I know I just made it seem like the plot is crystal clear, but believe me when I say the story isn’t that clear-cut and there aren’t straight forward motives. I admit, sometimes I got confused with what was going on, especially since there is such a dream-like quality with this story. However, I found myself rather enjoying this book despite that, staying up till the wee hours of the day to read just one more chapter. I think what I liked about this book is one of the messages of the story, which was packaged together nicely in a quote that I can’t find right now, but basically, that there is really no difference between adults and children. Adults may act like they are in control all the time and know what they’re doing, but inside, they are the same as they always have been, the same as when they were children. And it made me miss being a child.

Another great quote I fell in love with was, “Did I pass?” …. “You don’t pass or fail at being a person, dear.” Like every person on the planet, we have all had our own difficulties and challenges to embrace while growing up, transitioning from child to ‘adult’, and this quote made me feel … relieved. Like, despite it all, no one can truly judge you and decide your worthiness as a person.

My only ‘complaint’ about this novel was that it was so short, and yet the hardcover price is ridiculously high.

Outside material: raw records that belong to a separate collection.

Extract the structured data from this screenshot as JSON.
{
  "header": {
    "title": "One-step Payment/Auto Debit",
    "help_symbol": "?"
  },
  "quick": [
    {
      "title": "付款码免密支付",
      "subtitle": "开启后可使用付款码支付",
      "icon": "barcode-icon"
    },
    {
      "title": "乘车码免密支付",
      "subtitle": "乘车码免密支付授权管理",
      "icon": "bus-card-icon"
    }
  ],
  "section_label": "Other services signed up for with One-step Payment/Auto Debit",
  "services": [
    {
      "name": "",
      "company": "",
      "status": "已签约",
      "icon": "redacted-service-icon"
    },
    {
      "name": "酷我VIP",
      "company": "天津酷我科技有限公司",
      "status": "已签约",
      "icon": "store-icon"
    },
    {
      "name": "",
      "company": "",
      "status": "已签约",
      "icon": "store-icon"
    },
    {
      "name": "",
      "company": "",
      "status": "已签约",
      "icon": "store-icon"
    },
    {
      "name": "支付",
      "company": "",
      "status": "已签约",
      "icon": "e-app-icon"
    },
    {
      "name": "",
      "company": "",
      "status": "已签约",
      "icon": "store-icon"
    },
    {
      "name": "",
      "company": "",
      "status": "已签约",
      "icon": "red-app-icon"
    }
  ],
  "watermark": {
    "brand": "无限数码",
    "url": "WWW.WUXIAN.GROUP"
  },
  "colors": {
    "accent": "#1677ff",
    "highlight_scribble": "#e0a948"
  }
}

I mean, I know hardcover books are expensive but come on, this book doesn’t even break 200 pages and yet costs just as much as my hardcover books that are 300-400 pages.¬† (No, this is not the reason why I am giving this 4/5 stars). Anyway, I’m interested in reading more of Neil Gaiman’s books in the future. I didn’t realize he wrote Stardust and Coraline (which are movies, I believe?) so maybe I will start with those, who knows?

My Rating: